Brazilian tenor Atalla Ayan is recognized as one of the most sought after tenors of his generation, having appeared at such major houses as the Royal Opera House, Covent Garden, Paris Opera, Metropolitan Opera, Teatro alla Scala in Milan, Bavarian State Opera in Munich, Stuttgart Opera, Grand Théâtre de Genève, Deutsche Oper Berlin, Opera Australia, San Francisco Opera, Staatsoper Berlin, Teatro Colon in Buenos Aires, and many others. In the current season, Ayan will debut at the Gran Teatre del Liceu in Barcelona as Rodolfo in La Bohème. He began the season with performances of Alfredo in La Traviata at La Scala under Zubin Mehta and will soon return to the Hamburg State Opera as Rodolfo in La Bohème.
Born in Belem in the north of Brazil, Ayan developed his love for singing by listening to recordings of Luciano Pavarotti. As a teenager, he was accepted into the Carlos Gomes Conservatory in his native Belem. He sang his first major role at age 21, appearing as Rinuccio in Gianni Schicchi at the Theatro da Paz in Belem. He made his European debut one year later, appearing as Rodolfo in Athens in Graham Vick’s production of La Bohème. It was that same year that he joined the Scuola della Opera Italiana in Bologna, where he remained for one season. During his year in Bologna, Ayan appeared at the Teatro Comunale as Ruggero in performances of La Rondine conducted by José Cura. In the 2009/10 season, he became a member of the Metropolitan Opera’s Lindemann Young Artists Development program. In July of 2011, Ayan made a surprise debut with the Metropolitan Opera, singing five arias in the company’s opening Summer Concert in Central Park on less than 24 hours notice. Allan Kozinn of the New York Times said of his Met debut, “he is a find; he has a warm, rounded tone with a quality that calls to mind the young Placido Domingo.” Ayan then made his debut with the Glyndebourne Touring Opera as Rodolfo in David McVicar’s production of La Bohème, after which he bowed in Geneva in Der Rosenkavalier.

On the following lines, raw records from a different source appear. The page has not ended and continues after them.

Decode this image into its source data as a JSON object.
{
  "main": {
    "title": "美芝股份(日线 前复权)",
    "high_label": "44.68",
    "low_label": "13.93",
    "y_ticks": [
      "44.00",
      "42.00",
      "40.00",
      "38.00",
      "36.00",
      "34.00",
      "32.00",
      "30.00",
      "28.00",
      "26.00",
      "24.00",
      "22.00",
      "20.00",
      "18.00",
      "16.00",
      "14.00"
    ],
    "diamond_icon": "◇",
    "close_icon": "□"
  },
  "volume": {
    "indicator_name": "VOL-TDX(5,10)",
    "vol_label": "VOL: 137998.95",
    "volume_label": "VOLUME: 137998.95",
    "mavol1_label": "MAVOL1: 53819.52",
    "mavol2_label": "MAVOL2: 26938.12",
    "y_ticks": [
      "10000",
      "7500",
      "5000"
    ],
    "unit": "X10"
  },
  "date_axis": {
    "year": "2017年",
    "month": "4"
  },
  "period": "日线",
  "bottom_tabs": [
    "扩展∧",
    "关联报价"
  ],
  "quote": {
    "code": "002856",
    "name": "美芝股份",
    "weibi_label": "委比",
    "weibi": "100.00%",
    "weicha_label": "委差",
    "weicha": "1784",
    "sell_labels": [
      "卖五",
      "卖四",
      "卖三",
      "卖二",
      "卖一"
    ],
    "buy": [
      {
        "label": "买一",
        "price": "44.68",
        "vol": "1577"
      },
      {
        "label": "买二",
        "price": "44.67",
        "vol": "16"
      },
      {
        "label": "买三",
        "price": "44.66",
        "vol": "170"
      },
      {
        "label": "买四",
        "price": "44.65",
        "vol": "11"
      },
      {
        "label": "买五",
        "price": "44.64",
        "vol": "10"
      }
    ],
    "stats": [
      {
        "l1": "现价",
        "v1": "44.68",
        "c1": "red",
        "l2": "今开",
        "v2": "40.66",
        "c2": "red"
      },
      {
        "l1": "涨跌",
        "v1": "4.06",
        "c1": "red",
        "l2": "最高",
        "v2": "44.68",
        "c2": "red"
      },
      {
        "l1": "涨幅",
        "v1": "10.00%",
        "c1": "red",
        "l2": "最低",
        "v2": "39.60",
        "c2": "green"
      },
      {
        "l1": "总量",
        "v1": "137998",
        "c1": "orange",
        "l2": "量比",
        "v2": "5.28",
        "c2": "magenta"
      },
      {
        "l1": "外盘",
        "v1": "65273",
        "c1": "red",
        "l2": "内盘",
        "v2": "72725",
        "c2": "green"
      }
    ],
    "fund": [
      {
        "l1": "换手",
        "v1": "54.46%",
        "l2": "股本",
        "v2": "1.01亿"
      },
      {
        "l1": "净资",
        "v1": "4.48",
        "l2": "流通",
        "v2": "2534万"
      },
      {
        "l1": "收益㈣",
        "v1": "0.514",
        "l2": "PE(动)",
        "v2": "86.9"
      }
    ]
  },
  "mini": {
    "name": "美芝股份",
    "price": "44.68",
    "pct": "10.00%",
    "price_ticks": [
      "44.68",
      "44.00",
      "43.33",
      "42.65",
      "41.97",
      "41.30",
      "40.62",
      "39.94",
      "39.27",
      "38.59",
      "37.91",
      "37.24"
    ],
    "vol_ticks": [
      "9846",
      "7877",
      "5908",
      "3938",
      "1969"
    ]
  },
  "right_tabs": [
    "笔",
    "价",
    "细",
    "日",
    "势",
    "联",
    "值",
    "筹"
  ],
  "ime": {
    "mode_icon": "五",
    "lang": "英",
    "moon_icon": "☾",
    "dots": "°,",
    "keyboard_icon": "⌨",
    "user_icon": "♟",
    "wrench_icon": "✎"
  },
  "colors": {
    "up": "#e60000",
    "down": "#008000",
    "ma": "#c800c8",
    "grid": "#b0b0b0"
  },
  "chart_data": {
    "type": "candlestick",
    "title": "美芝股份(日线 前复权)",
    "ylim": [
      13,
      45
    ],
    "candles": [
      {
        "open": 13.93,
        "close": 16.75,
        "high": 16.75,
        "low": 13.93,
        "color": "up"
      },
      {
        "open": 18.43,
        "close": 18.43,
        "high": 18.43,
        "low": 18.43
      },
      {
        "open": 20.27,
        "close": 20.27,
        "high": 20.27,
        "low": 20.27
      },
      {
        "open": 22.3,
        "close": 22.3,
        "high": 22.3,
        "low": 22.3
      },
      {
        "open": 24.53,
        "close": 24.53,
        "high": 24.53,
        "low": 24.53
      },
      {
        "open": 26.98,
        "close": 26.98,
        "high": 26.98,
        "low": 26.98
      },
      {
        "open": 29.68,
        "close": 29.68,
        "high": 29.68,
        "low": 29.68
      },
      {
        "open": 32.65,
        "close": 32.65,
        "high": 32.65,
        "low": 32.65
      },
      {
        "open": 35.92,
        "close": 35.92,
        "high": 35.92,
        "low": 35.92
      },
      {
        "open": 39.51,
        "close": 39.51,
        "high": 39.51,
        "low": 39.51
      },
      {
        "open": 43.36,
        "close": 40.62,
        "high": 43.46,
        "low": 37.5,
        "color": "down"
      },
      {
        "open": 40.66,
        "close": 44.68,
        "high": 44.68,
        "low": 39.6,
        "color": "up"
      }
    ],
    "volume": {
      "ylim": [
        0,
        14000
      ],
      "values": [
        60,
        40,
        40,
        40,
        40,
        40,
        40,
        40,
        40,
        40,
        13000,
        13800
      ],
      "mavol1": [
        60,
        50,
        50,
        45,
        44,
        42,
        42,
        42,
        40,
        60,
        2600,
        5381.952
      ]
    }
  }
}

Atalla Ayan joined the ensemble of the Stuttgart Opera in the 2011/12 season and has appeared there in many of the roles he often sings internationally. He has also had the opportunity to add new roles to his repertoire, such as Tamino in Die Zauberflöte, Don Ottavio in Don Giovanni, Fenton in Falstaff, Lensky in Eugene Onegin, Alfred in Die Fledermaus, Ismaele in Nabucco, Il Duca in Rigoletto, and many others. His most recent role debuts in Stuttgart have included the title roles in Faust and Les Contes d’Hoffmann.
Rodolfo in La Bohème has played a central role in Ayan’s career; it was in this role that me made his debuts at the Paris Opera, Teatro Colon in Buenos Aires, Dutch National Opera, Canadian Opera Company, Hungarian State Opera in Budapest, Royal Swedish Opera in Stockholm, and in Baden-Baden. He has also sung the role at the Royal Opera House, Covent Garden, Deutsche Oper Berlin, Semperoper Dresden, Bavarian State Opera in Munich, and in Cologne and Sao Paulo. Ayan sang his first Alfredo in La Traviata at the Teatro Carlo Felice in Genoa under Fabio Luisi and subsequently made debuts in this role at the Metropolitan Opera, San Francisco Opera, Den Norske Opera in Oslo, and Glyndebourne Festival. His debuts at both La Scala and in Munich were as Nemorino in L’elisir d’amore, at the Royal Opera House and Deutsche Oper Berlin as Ruggero in La Rondine, and at Opera Australia as Il Duca in Rigoletto. Ayan sang his first performances of Edgardo in Lucia di Lammermoor and as Des Grieux in Massenet’s Manon at the Cologne Opera. Last season, Ayan appeared as the Singer in the new production of Der Rosenkavalier for his debut at the Staatsoper Berlin. Following his debut at the Metropolitan Opera as Alfredo, Ayan has returned to the company as Christian in Alfano’s Cyrano de Bergerac and as Rinuccio in Gianni Schicchi.
Atalla Ayan frequently appears in concert and recital, having partnered with Angela Gheorghiu in Prague, Hamburg and Versailles. His growing operatic repertoire also includes Roméo in Roméo et Juliette, the title role in Werther, and Pinkerton in Madama Butterfly.